**Work instruction**
Using the records that follow, count the lines containing the word "icon" and give that number only.

Recorded data:
● ● ●

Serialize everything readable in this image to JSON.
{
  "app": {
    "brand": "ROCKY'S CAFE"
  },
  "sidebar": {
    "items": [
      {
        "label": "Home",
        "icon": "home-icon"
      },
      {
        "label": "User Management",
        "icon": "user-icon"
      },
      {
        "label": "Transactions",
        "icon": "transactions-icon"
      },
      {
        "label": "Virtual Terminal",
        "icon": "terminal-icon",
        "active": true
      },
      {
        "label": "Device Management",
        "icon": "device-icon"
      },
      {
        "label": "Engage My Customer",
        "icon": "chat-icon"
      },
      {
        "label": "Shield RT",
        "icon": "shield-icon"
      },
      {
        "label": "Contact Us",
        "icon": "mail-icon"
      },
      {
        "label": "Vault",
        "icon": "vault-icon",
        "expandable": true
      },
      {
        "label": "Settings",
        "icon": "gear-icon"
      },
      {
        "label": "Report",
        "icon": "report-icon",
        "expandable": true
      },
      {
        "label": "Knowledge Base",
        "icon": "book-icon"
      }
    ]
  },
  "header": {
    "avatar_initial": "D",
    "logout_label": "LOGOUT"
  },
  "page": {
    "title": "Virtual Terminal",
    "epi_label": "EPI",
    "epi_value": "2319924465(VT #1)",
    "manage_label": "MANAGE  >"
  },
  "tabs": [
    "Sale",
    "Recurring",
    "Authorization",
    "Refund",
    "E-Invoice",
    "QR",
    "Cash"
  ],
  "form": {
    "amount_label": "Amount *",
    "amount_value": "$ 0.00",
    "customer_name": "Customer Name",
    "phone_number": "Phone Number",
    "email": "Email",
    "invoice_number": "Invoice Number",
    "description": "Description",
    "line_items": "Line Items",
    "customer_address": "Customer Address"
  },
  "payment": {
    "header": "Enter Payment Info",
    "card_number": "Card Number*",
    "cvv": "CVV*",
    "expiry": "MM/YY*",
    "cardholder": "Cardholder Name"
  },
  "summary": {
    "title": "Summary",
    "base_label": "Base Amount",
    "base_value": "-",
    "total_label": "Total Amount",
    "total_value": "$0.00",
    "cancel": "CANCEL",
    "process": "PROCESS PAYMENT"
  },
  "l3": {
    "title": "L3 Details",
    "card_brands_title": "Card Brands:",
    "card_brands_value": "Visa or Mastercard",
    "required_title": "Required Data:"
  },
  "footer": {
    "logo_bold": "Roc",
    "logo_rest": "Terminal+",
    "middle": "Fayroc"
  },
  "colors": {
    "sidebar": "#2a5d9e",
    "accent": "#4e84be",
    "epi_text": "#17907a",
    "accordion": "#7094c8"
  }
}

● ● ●

**Written answer**
12